Hunt for the word "name" across the entries below, copying each line that holds it.

--- START ---

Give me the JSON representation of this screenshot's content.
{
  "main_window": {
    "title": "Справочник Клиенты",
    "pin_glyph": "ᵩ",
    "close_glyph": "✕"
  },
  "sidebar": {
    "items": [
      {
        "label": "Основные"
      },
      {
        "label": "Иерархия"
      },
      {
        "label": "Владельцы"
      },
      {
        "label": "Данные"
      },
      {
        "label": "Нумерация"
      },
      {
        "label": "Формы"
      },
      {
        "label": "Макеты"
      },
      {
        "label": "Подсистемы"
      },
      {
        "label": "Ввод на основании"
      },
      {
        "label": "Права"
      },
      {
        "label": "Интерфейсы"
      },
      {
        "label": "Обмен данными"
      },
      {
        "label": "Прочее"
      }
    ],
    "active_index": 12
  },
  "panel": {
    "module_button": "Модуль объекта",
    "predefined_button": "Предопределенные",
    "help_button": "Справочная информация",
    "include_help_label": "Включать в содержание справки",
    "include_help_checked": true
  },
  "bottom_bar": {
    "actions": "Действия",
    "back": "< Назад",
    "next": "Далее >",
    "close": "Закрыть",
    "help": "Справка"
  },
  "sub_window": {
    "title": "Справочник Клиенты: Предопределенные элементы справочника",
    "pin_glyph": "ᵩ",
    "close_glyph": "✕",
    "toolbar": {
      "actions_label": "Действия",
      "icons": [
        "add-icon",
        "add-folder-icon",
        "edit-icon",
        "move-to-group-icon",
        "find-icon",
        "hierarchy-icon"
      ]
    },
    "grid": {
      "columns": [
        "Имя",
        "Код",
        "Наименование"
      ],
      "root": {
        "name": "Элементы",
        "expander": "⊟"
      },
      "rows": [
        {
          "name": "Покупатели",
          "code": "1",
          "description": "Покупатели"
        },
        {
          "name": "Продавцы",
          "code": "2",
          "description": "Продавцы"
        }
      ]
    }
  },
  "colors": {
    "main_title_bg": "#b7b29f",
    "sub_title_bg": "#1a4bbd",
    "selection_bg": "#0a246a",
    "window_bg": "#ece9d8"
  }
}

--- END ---
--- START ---

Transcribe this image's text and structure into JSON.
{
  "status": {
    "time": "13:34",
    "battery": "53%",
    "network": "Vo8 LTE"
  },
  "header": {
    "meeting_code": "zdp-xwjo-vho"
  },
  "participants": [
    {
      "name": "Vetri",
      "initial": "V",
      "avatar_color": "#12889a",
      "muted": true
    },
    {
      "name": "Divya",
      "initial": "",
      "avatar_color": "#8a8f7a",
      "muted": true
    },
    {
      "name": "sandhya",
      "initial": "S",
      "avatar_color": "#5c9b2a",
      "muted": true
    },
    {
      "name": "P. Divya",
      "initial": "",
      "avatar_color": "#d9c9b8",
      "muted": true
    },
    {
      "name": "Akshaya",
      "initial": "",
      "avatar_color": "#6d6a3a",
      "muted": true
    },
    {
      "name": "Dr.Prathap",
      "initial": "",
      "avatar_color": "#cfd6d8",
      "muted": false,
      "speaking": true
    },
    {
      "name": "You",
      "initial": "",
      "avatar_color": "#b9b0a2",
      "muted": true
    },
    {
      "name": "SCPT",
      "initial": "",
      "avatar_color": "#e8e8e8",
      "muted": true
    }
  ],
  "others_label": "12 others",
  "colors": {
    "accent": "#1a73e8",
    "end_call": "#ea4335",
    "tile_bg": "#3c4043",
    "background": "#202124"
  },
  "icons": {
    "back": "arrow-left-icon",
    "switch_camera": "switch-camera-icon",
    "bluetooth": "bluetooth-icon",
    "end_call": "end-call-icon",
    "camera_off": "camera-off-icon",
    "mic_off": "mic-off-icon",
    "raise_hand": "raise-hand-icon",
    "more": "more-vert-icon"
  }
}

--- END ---

### Response area
        "name": "Элементы",
          "name": "Покупатели",
          "name": "Продавцы",
      "name": "Vetri",
      "name": "Divya",
      "name": "sandhya",
      "name": "P. Divya",
      "name": "Akshaya",
      "name": "Dr.Prathap",
      "name": "You",
      "name": "SCPT",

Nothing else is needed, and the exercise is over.